Here are some of our favorites: Starved Rock State Park, Utica — If you’re willing to travel the distance, Utica’s Starved Rock State Park won’t be a disappointment. Hike the 13 miles of trails peppered with canyons and bluffs swathed in trees or walk along the Illinois River. If hoofing it across the forest isn’t your preference, you can picnic, fish, or boat instead. The waterfalls, rivers and streams are the perfect accompaniment to the park’s white, red, and black oaks; red cedars; hickories in all their glory. Starved Rock State Park hosts a Fall Colors Weekend Oct. 20 and 21. For a full schedule of events, go to www.starvedrocklodge.com. Spoon River Valley Scenic Drive, Fulton County — This fall, travel along the Spoon River Valley for a prime view of fall colors in Fulton County. The highways and byways extend through such small historic communities as London Mills, Avon, Farmington, Fairview, Ellisville, Mount Pisgah, Cuba, Canton, and Lewistown along approximately 140 miles of road. Each community does its best to win over your stomach on the trek; London Mills is known for its apple butter cooked over an open fire, and Bernadotte, Fairview, and Lewistown offer up funnel cakes. Fulton County hosts the Fall Festival of Spoon River Valley Scenic Drive Oct. 6 , 7, 13, and 14. For info, go to www.spoonriverdrive.org. Pike County Fall Color Drive, Pike County — Some parts of Illinois aren’t flat. Don’t believe us? Take note of western Illinois’ rolling hills on the Pike County Color Drive. The county is framed by the Mississippi River, its western boundary, and the Illinois River to the east. Pike County’s historic towns transport travelers to a time when one-room schoolhouses and country churches dotted the landscape. Watch horse-drawn plows in the fields of Perry or make a pit stop in Fish Hook, where passersby are welcome to take a break and carve a pumpkin. Pike County welcomes visitors for its color drive Oct. 20 and 21. For information, go to www.pikeil.org.
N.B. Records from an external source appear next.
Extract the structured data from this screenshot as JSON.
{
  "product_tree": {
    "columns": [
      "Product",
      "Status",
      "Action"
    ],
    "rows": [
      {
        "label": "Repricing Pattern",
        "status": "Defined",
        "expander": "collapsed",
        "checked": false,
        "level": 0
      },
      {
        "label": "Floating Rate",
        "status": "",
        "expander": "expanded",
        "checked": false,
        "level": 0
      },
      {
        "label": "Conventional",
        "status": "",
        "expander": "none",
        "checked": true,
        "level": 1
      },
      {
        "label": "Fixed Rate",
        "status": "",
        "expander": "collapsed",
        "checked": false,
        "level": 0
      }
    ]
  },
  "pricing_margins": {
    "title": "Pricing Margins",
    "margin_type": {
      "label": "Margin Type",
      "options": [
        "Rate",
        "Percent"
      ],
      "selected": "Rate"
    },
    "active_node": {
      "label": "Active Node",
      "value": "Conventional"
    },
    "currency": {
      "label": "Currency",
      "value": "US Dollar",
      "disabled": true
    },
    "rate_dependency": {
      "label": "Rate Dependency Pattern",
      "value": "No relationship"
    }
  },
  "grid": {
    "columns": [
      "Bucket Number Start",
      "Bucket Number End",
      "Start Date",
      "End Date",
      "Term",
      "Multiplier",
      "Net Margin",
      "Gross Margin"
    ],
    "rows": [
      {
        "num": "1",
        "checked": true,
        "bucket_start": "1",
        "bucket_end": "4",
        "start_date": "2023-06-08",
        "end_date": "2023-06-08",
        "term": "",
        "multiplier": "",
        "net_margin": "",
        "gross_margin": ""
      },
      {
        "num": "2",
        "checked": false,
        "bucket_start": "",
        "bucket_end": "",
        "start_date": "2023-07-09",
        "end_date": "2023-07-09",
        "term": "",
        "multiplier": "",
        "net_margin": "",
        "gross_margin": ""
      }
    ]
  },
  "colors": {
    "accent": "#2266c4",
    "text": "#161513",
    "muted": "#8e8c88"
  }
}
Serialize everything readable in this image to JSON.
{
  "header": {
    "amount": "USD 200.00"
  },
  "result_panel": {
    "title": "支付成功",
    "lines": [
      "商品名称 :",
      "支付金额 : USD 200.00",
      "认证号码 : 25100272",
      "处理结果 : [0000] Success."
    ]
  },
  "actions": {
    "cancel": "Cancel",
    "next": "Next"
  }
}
Lincoln Memorial Garden, Springfield — To escape the hustle of the capital city, residents need only look in their back yard, to Lincoln Memorial Garden, for a serene experience. An homage to the Great Emancipator, the garden features plants native to Lincoln’s three home states. The 100 acres of green include leafy gardens and a sprawling pasture. Walk the Lake Trail, which flanks Lake Springfield, or meander down the Witch Hazel Trail to take in the vivid hues of the season. The garden hosts the Indian Summer Festival Oct. 13 and 14. Surrounded by the stunning colors of the garden, nature lovers can munch on caramel apples from Pease’s Candy Shop, sip cider, and take in the sounds of the Kevin Hart Jazz Trio and Kraig Kenning. For more information, go to www.lmgnc.org.
Contact Marissa Monson at mmonson@illinoistimes.com.